- Dose Approximately 0.5g/10 kg (12 mg) or 1g/20kg of the paste (24mg decoquinate). Below are photos 1g being dosed.
Measure 1 g on an accurate gram scale to get an idea of how much 1g of the paste is.
Another rough gauge is an average faecal pellet’s weight is about a gram.
2. CHLORINE DIOXIDE
AQUAVi2000-V (Ready to Use- RTU) Calf and Lamb preparation
Used off label and can be purchased via your vet from Aqua Viventum CC. (Stephan.Durand@aquaviventum.com)
RTU solution of 2000ppm Chlorine Dioxide stock is made by your vet.
The stock solution must be kept in the fridge. (Heat and UV will break down the Chlorine Dioxide solution).
The stock solution is then made up of a 300ppm solution that can be dosed.
The 300ppm solution is made up by:
- 150ml of stock solution(2000ppm) + 850ml water (makes up a litre of 300ppm ready to treat). Keep it in the fridge.
- Dose each kid with 20ml of diluted solution (300ppm).
3. CHLORINE DIOXIDE + DMSO
Each kid/young goat can be dosed with 21 ml of AQUAVi2000-V, CLO2 solution @ 300 ppm combined with DMSO in solution.
Preparation: Mix 150 ml of the 2000 ppm (mg/L) stock solution and add this volume to 850ml of clean water.

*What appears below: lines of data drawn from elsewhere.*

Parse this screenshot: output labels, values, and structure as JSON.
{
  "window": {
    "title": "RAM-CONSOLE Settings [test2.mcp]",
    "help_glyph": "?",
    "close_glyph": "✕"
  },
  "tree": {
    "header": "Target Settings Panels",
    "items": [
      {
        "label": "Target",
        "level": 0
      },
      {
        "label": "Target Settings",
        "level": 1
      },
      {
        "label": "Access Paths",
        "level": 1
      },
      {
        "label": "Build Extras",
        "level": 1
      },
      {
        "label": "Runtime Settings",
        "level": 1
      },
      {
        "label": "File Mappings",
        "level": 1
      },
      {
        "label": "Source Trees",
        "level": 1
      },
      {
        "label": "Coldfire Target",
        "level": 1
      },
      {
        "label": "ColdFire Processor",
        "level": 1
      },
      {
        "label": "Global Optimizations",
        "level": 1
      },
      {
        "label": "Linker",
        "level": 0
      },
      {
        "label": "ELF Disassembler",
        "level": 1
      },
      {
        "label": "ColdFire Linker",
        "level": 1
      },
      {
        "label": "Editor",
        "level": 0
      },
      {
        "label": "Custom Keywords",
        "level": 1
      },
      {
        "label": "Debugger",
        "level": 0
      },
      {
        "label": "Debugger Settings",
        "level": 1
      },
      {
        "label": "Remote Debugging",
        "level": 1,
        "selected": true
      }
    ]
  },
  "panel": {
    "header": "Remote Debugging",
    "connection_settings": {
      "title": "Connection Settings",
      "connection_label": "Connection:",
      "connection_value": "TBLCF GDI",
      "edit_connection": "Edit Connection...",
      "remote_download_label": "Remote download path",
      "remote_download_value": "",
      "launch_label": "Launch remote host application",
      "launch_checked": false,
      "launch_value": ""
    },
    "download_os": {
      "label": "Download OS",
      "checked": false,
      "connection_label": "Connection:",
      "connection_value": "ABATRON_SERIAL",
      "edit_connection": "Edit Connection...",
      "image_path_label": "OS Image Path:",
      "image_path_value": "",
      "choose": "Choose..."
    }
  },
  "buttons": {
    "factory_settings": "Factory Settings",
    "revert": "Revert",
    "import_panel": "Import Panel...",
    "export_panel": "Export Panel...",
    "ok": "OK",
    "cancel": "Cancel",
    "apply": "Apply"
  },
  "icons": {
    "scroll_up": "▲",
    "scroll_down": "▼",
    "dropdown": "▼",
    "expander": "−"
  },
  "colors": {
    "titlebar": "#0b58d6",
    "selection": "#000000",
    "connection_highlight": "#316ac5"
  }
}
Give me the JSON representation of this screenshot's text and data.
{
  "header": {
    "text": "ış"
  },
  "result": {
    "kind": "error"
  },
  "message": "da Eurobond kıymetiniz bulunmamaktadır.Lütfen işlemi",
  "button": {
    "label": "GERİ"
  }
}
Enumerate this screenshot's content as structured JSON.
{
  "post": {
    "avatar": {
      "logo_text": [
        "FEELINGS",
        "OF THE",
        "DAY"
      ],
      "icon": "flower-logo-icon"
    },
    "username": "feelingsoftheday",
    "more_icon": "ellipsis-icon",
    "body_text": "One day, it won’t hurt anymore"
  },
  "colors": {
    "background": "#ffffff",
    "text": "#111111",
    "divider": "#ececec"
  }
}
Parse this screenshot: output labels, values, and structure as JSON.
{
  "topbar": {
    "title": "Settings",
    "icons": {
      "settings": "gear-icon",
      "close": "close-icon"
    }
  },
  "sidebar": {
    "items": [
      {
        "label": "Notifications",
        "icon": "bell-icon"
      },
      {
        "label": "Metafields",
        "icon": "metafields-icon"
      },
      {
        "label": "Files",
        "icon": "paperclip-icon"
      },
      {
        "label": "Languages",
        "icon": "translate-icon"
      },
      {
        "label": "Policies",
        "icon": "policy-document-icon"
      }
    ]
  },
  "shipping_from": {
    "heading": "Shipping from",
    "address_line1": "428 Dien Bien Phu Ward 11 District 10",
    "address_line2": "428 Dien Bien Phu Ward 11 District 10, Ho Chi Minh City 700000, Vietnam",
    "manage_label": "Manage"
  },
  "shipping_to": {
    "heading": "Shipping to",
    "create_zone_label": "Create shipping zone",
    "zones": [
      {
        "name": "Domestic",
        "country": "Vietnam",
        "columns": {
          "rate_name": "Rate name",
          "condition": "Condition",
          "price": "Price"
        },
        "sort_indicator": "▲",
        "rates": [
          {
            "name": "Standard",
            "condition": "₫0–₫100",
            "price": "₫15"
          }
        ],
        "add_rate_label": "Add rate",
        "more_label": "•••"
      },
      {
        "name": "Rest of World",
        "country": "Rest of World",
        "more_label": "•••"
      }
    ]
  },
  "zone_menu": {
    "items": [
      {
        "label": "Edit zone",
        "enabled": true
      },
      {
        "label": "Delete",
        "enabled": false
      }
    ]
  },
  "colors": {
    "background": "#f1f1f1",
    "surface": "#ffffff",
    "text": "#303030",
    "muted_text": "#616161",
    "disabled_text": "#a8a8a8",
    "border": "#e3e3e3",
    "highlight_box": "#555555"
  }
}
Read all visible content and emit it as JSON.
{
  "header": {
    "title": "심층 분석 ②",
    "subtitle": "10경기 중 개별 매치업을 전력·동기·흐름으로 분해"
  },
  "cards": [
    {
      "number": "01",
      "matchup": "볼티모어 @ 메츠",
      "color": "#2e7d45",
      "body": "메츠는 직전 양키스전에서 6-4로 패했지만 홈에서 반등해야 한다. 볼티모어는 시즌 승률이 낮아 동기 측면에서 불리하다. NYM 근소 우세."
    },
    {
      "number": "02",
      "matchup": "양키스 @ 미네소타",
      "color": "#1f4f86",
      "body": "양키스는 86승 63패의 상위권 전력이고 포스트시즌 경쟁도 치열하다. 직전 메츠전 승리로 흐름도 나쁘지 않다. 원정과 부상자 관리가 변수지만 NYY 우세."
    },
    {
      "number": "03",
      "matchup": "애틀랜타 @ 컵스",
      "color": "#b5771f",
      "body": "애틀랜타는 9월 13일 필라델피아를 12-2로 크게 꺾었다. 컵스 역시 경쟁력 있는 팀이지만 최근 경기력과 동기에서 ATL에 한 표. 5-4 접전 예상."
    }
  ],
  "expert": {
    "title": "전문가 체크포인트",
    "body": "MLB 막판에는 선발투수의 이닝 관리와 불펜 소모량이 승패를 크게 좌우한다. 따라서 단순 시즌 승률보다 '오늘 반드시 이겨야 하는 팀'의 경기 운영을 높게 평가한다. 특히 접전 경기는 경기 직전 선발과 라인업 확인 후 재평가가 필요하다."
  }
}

This will yield 1 L of a diluted solution with a final solute concentration of 300 ppm (mg/L). Add 50ml of the supplied DMSO solution to the Diluted CLO2 and use this for the dosing.
One litre of 300ppm CLO2 solution will be enough for 50 goat kids
Remember, the problem of coccidiosis is one of stress in young kids, and an interaction between the kid, the parasite and the environment need to be considered.
Predisposing factors need reducing/eliminating.
Dr Mackie Hobson
Mohair SA Veterinarian
*Dimethyl sulfoxide inhibits zymosan-induced intestinal inflammation and barrier dysfunction
Yu-Meng Li, Hai-Bin Wang, Jin-Guang Zheng, Xiao-Dong Bai, Zeng-Kai Zhao, Jing-Yuan Li, and Sen Hu 2015